> PROBLEM REQUIREMENTS
Report how many lines in the records below contain the word "Netscape". Nothing else belongs in the answer.
━━ EXTRACTED ENTRIES
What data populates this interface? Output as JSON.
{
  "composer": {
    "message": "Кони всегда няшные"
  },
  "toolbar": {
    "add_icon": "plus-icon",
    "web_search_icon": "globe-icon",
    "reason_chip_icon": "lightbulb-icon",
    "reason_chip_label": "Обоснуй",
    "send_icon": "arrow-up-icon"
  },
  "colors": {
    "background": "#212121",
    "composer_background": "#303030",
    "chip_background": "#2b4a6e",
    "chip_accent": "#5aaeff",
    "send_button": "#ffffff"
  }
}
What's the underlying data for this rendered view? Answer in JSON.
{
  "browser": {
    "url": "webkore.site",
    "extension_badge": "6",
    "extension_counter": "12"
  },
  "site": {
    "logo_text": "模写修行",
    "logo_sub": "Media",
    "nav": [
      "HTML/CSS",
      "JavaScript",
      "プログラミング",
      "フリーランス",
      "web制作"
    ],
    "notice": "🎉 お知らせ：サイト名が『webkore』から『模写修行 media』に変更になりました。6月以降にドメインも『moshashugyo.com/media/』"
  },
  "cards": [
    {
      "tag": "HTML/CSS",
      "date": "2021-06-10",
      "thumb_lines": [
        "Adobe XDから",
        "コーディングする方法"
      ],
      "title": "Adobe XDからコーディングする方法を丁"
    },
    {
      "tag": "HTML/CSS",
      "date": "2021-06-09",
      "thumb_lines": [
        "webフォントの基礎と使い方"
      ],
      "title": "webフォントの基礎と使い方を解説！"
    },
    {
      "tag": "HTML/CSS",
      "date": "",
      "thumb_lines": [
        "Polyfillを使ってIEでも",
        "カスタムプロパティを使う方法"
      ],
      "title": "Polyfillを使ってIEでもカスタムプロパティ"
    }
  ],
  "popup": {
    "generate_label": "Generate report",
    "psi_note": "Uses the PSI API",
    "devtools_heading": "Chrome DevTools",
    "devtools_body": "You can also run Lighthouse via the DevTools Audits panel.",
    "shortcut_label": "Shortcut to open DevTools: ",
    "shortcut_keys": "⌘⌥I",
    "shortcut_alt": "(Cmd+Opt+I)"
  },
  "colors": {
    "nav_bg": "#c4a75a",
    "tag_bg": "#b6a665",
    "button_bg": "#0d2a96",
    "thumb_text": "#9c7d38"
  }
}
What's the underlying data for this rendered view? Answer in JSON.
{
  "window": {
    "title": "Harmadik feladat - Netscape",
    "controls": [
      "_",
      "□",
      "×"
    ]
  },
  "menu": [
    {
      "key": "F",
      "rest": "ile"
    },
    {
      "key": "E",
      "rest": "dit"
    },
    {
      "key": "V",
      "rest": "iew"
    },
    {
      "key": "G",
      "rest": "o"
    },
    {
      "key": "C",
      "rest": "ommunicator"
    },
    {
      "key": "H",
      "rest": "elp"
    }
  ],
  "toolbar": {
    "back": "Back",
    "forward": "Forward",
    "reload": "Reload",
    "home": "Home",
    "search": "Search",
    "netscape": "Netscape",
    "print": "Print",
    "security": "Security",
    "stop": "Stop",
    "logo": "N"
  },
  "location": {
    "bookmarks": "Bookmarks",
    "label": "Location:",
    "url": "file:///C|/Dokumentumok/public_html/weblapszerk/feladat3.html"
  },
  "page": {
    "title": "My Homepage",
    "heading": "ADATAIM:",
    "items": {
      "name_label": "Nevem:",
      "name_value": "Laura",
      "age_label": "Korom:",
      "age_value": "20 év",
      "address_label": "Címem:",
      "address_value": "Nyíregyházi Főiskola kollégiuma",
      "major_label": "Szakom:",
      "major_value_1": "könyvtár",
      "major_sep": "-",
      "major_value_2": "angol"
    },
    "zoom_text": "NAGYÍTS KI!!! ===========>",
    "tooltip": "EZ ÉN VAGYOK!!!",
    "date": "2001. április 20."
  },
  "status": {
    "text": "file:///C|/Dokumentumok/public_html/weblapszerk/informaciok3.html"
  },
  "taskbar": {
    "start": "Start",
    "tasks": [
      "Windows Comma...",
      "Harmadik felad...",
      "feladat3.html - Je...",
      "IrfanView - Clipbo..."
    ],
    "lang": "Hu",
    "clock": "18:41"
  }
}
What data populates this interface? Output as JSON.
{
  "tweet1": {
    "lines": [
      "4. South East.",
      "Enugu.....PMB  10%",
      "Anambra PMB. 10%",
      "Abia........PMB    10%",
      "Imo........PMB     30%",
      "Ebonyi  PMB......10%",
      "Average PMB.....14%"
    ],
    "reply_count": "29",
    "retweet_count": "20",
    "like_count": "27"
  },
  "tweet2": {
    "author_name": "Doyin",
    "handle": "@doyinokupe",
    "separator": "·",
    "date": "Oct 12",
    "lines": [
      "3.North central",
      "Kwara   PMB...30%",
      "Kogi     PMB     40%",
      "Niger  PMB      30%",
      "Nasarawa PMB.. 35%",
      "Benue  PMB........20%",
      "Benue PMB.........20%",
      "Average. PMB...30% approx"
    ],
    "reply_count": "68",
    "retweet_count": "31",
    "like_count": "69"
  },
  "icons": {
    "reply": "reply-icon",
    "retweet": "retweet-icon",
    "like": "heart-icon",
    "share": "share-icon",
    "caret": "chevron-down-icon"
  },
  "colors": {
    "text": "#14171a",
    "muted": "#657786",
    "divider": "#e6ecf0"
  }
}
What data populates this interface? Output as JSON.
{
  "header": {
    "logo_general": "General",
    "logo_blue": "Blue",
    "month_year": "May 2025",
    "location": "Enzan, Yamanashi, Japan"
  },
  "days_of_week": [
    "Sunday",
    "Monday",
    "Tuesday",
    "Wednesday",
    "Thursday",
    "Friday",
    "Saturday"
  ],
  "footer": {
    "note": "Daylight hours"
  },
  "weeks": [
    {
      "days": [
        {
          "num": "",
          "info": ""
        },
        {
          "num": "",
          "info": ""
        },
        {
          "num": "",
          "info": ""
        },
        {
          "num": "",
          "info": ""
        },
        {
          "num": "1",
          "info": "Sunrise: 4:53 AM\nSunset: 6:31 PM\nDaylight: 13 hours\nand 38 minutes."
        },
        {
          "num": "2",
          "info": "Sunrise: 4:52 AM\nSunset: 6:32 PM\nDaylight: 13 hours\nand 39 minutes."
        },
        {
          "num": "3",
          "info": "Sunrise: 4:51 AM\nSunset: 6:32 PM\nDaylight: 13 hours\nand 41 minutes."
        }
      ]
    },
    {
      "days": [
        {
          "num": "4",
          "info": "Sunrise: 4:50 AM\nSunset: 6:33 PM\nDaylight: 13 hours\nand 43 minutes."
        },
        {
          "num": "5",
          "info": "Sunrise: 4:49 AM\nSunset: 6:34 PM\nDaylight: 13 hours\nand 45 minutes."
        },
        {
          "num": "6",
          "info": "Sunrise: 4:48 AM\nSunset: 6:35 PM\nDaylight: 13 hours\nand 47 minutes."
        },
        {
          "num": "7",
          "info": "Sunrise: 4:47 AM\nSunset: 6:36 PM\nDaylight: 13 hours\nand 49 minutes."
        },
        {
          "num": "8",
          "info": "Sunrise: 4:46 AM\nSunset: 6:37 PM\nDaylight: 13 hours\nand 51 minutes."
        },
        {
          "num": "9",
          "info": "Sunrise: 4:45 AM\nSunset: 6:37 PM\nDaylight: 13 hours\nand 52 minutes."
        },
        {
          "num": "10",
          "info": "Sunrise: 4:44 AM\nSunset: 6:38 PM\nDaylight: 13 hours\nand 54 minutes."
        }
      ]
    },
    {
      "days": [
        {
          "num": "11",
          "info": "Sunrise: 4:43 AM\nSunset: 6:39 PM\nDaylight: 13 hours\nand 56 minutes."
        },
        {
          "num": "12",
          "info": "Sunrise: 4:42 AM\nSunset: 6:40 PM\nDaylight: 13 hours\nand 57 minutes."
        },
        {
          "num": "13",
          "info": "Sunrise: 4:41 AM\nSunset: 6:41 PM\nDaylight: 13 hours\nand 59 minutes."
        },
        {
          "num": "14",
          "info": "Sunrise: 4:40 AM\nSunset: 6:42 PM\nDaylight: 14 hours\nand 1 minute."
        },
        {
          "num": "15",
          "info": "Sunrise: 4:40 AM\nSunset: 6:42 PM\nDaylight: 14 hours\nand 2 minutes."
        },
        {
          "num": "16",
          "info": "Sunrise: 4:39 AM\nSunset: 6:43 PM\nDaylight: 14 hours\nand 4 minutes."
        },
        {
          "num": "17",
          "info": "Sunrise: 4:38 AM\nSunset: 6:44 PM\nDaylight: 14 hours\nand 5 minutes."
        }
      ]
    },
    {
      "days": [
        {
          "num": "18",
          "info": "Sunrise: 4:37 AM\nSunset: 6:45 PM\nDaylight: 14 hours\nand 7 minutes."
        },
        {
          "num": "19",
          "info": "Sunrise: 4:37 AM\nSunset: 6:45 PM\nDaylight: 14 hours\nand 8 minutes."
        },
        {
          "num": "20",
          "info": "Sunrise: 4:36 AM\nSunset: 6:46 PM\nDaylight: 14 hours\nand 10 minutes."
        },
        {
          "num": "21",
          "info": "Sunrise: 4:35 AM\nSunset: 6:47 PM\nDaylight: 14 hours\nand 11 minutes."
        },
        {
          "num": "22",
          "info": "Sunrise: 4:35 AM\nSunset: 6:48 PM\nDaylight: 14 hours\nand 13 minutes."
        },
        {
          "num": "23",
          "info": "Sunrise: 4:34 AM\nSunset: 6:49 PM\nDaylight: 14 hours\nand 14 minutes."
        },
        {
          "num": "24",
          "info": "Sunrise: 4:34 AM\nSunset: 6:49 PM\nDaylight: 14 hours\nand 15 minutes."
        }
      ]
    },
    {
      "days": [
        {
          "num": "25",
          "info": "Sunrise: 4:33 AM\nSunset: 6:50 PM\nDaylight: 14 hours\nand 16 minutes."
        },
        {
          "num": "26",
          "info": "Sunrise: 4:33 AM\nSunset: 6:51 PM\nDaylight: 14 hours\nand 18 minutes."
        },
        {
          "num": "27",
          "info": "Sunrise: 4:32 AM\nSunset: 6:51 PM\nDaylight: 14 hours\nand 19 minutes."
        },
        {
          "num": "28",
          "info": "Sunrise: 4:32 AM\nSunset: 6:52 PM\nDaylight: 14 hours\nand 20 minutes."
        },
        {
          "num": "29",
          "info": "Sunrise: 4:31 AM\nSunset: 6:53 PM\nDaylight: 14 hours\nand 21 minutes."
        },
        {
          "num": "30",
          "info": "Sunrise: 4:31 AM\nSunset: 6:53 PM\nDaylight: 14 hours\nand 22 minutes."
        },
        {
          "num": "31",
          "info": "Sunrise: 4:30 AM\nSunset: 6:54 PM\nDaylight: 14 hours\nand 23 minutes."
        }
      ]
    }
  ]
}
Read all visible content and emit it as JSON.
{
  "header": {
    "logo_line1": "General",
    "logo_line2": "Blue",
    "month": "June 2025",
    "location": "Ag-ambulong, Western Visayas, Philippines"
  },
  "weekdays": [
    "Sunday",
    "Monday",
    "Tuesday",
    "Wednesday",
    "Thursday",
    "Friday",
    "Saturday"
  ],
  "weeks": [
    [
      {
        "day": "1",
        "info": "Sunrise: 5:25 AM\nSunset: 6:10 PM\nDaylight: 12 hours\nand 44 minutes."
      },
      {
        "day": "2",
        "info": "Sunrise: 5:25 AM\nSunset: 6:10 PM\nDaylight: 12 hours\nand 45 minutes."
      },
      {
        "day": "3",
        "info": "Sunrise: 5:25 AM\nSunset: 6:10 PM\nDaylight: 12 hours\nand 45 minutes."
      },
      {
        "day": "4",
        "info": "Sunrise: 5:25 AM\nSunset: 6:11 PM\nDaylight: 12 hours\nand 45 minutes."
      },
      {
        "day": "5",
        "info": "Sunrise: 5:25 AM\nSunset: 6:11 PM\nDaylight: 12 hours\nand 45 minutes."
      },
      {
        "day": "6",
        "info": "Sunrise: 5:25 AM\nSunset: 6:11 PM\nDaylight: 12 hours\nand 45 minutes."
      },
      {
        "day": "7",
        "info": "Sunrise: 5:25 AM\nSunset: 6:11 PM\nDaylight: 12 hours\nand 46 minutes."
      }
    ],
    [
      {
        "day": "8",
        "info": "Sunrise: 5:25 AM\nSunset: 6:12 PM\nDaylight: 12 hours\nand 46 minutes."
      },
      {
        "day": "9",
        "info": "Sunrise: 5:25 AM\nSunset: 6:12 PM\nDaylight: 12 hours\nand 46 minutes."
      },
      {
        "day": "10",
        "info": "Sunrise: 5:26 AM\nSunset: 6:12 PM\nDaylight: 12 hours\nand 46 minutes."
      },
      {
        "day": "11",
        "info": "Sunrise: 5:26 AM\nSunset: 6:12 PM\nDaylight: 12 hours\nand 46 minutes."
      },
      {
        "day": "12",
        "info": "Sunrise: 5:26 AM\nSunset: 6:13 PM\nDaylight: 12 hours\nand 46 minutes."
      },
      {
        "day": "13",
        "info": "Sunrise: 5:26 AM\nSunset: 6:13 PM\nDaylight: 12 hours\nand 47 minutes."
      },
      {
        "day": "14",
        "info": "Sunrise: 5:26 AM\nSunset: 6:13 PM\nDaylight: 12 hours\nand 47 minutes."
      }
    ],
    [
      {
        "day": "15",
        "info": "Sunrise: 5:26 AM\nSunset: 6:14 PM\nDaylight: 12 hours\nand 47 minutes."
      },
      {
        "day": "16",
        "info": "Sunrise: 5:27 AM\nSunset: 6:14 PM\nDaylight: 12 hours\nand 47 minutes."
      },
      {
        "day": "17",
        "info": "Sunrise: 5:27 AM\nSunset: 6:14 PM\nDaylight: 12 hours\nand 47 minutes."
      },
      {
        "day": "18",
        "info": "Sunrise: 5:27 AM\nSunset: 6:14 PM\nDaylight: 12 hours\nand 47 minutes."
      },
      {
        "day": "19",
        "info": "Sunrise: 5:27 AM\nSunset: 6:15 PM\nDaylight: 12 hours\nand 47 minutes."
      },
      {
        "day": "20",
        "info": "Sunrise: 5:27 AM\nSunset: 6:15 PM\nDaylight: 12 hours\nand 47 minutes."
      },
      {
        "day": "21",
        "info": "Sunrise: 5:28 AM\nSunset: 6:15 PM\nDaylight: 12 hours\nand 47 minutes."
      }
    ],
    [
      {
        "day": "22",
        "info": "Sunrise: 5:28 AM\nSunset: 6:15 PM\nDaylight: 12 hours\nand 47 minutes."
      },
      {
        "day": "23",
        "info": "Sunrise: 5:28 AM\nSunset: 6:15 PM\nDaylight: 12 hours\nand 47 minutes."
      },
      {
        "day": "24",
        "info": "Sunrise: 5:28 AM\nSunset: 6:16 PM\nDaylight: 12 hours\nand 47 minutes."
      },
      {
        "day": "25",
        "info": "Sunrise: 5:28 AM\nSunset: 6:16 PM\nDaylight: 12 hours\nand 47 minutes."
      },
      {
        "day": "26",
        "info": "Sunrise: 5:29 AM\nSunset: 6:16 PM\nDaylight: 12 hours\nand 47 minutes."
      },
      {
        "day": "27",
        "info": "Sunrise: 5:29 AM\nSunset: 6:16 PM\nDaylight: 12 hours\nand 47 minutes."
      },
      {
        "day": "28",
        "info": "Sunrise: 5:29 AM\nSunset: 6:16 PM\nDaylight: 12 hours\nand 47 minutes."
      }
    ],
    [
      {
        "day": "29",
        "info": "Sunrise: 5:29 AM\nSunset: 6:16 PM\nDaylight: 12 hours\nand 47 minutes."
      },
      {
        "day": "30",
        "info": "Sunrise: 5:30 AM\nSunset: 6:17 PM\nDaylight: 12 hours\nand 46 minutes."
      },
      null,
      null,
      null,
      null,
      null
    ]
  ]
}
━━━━
> TASK ANSWER
2